*** DATA IN THIS EXERCISE ***
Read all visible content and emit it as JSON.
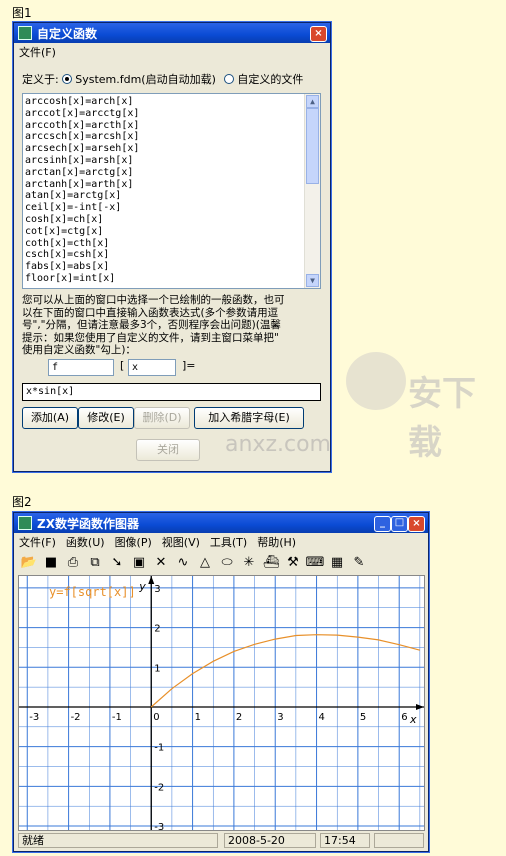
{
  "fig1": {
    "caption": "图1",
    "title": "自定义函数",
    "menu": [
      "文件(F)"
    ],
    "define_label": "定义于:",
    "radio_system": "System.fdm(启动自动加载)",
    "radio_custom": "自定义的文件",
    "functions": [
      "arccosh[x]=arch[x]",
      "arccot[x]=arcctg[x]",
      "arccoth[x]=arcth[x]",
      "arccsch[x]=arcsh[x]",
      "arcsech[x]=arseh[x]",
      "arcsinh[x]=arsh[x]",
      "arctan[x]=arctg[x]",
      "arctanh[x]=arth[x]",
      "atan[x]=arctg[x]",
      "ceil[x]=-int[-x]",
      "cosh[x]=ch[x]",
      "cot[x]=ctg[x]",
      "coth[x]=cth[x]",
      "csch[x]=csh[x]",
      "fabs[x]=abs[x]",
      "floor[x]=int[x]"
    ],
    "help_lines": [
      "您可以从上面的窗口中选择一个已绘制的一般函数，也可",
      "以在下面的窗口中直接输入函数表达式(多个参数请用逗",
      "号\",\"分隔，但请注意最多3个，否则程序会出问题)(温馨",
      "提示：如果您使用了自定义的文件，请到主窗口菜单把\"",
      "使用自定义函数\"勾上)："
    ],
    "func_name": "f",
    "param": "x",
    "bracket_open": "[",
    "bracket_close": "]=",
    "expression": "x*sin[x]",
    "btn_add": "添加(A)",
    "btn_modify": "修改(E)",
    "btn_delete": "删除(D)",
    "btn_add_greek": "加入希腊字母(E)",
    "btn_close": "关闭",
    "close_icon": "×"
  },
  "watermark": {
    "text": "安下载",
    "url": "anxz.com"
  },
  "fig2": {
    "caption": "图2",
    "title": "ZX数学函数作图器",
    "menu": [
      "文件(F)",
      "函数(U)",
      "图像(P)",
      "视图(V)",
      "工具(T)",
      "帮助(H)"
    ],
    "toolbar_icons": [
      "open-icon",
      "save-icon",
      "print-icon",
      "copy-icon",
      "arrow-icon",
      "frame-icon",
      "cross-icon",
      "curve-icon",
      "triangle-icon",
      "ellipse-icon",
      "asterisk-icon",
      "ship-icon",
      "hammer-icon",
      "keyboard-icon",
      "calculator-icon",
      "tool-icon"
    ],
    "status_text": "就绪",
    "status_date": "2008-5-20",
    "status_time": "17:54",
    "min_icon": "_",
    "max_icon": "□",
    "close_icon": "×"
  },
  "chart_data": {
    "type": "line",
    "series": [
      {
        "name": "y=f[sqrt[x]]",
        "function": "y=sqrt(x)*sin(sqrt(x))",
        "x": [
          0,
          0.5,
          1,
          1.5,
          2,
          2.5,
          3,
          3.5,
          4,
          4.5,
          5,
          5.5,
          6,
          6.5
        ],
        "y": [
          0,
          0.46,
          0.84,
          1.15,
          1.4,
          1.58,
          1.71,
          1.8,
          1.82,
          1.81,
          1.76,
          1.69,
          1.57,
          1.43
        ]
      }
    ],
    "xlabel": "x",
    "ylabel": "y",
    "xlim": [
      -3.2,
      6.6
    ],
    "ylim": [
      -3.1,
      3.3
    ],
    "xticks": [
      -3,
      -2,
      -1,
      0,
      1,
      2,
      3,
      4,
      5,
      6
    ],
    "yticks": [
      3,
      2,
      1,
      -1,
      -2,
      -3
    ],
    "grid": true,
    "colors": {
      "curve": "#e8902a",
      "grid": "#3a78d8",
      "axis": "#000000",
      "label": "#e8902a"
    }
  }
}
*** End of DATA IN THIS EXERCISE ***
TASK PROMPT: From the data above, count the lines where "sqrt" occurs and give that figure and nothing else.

OUTPUT FOR THIS EXERCISE: 2